§ Input data:
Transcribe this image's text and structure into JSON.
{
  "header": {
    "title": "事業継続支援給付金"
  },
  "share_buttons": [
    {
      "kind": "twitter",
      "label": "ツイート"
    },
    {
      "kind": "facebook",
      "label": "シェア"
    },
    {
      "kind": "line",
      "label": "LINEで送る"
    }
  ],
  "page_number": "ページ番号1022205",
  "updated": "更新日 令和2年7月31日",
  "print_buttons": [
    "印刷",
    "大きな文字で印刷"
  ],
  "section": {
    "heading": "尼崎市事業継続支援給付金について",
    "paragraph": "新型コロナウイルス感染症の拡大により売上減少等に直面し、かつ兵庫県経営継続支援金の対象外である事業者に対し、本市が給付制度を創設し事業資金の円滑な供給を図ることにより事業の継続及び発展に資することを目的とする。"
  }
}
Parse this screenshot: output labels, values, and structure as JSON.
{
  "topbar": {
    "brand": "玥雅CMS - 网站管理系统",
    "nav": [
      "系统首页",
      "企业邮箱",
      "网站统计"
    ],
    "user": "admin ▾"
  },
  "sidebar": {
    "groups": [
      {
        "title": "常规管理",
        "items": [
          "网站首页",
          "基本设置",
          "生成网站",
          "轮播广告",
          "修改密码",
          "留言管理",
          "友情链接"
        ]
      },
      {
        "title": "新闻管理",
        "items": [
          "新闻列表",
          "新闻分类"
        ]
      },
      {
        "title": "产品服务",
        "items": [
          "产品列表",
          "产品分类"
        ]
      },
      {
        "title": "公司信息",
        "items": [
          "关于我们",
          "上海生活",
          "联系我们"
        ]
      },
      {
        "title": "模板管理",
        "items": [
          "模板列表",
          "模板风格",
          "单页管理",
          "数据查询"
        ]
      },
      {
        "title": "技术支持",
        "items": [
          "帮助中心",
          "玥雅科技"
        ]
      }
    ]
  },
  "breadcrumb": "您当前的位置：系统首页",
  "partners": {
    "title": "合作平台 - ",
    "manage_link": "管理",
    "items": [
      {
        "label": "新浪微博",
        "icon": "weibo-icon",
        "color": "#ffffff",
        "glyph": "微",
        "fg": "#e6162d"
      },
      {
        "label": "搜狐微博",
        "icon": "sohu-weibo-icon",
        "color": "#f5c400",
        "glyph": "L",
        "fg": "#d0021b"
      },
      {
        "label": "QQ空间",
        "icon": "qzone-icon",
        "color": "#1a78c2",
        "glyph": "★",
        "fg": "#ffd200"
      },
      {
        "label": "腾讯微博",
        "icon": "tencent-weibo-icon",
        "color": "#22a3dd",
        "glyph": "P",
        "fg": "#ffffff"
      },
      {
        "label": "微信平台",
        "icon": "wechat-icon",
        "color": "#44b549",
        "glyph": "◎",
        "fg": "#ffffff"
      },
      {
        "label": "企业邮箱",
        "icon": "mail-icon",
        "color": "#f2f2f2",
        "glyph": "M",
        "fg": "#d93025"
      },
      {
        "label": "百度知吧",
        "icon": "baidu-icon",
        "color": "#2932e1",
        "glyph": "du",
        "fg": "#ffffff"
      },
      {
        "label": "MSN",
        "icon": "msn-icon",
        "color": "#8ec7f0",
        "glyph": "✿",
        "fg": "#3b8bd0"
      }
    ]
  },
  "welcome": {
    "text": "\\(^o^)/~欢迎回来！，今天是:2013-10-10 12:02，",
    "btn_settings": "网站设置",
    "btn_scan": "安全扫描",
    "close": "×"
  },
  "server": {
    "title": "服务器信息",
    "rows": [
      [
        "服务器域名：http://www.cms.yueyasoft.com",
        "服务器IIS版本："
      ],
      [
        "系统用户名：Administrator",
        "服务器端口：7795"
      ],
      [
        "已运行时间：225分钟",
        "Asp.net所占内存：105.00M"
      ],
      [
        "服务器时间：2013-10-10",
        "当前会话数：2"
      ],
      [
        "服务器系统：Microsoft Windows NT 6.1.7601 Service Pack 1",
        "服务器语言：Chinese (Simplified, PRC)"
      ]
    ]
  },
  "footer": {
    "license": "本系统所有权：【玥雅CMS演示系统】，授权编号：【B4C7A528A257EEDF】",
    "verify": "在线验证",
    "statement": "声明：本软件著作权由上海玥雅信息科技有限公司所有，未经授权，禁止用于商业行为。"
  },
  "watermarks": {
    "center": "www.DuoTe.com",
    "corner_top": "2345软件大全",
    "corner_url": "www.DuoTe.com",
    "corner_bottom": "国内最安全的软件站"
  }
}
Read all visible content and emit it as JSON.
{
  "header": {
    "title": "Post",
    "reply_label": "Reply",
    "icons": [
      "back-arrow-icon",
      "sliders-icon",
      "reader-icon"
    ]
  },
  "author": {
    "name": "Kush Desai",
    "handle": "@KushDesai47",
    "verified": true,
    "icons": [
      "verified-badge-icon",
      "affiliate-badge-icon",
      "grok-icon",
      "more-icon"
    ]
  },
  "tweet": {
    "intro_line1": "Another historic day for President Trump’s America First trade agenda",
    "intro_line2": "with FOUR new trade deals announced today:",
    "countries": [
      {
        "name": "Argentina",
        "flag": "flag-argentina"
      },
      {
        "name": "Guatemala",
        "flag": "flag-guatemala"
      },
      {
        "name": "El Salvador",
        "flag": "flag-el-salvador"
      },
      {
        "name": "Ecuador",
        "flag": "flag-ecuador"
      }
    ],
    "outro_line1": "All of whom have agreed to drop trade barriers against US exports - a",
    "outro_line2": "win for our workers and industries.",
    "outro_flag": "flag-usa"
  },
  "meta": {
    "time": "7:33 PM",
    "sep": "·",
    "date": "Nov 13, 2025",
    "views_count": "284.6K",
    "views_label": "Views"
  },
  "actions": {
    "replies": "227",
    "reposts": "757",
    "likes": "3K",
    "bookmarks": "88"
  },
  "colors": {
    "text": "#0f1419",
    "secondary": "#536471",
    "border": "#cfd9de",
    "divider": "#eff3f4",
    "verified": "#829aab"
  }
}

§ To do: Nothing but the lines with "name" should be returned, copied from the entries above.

§ Response for this exercise:
    "name": "Kush Desai",
        "name": "Argentina",
        "name": "Guatemala",
        "name": "El Salvador",
        "name": "Ecuador",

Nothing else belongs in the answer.